By Don Simpson | February 18, 2012
Director: Markus Schleinzer
Writer: Markus Schleinzer
Starring: Michael Fuith, David Rauchenberger, Christine Kain, Ursula Strauss, Victor Tremmel, Xaver Winkler, Thomas Pfalzmann, Gisela Salcher, Isolde Wagner, Markus Hochholdinger, Susanne Rachler, David Oberkogler, Katrin Thurm, Martin Schwehla, Olivier Beaurepaire, Samy Goldberger, Martina Poel, Mika Sakurai, Paul Karall, Helga Karall, Gertraud Ball, Sarah Forstner
Not to be confused with the Nora Ephron film starring John Travolta, Austrian writer-director Markus Schleinzer’s Michael is an everyday portrait of a pedophile. (Yes, you read that correctly.) A very average-looking thirtysomething, Michael (Michael Fuith) spends his mundane days working in an insurance office. Then, when he arrives home after work, Michael closes the shutters of his windows nice and tight and heads down to the basement to visit Wolfgang (David Rauchenberger), the 10-year-old boy whom he keeps locked up down there. Michael and Wolfgang have dinner, wash dishes, watch movies and play games; then Michael ushers Wolfgang back to the basement and locks him up again.

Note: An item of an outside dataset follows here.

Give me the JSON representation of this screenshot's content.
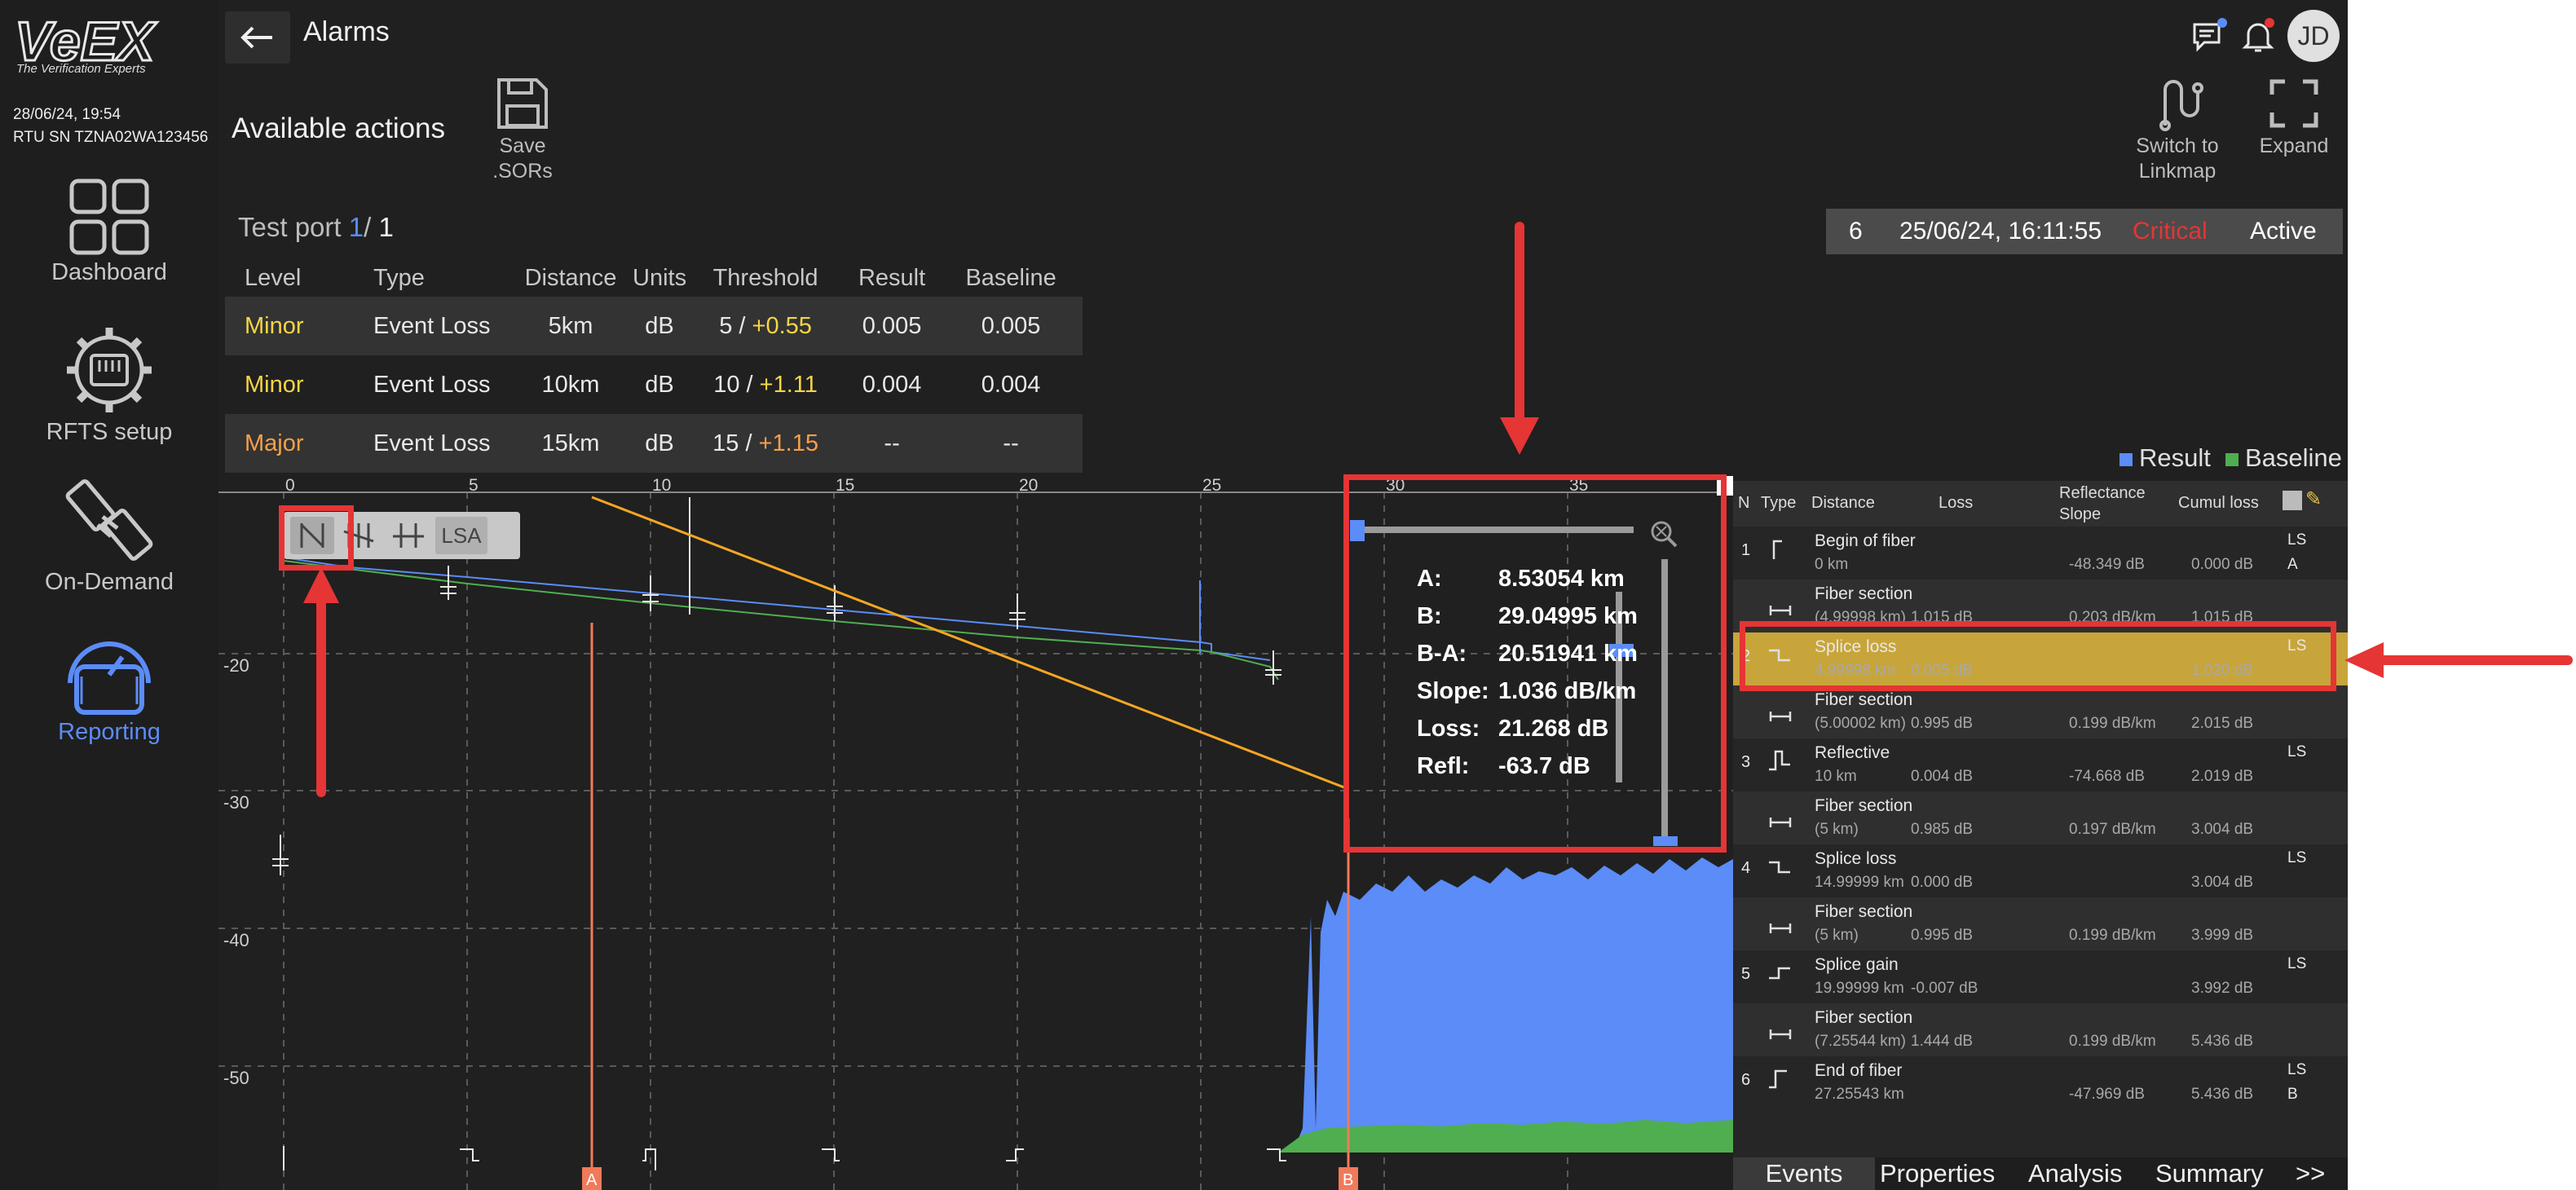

Michael plays the role of Wolfgang’s caregiver and provider, making us believe that he likes Wolfgang for more that just sex. There are a few allusions to Michael using Wolfgang for sex, but Schleinzer’s film never actually shows anything. (Thankfully!) It is one of many cinematic tactics that Schleinzer utilizes to keep the possibility of the audience actually coming around to sympathizing with Michael alive.
Schleinzer makes Michael’s disturbing sexual deviancy seem surprisingly normal. Except for one scene, Michael never becomes the stereotypical, creepy and deranged pedophile that Hollywood has consistently revealed to us. (Mind the pun.) Instead, Michael is all about keeping up the appearances of a banal, middle-class, suburban existence. He is a model employee at work, keeps his home impeccably tidy and clean, maintains regular contact with his sister and mother, goes on a ski trip with some buddies…
In other words, Michael is a normal guy whom you would never suspect of jaywalking let alone pedophilia — and that right there just makes him so much more frightening. I would not recommend that anyone with young children watch Michael, not just because of the nightmarish subject matter, but also due to the cool, calm and collected portrayal of this truly horrible and despicable human being. That said — if you think you can stomach the subject matter and also have the patience for a slowly plodded and subdued narrative, then Michael might just strike you as a brilliantly creepy character study.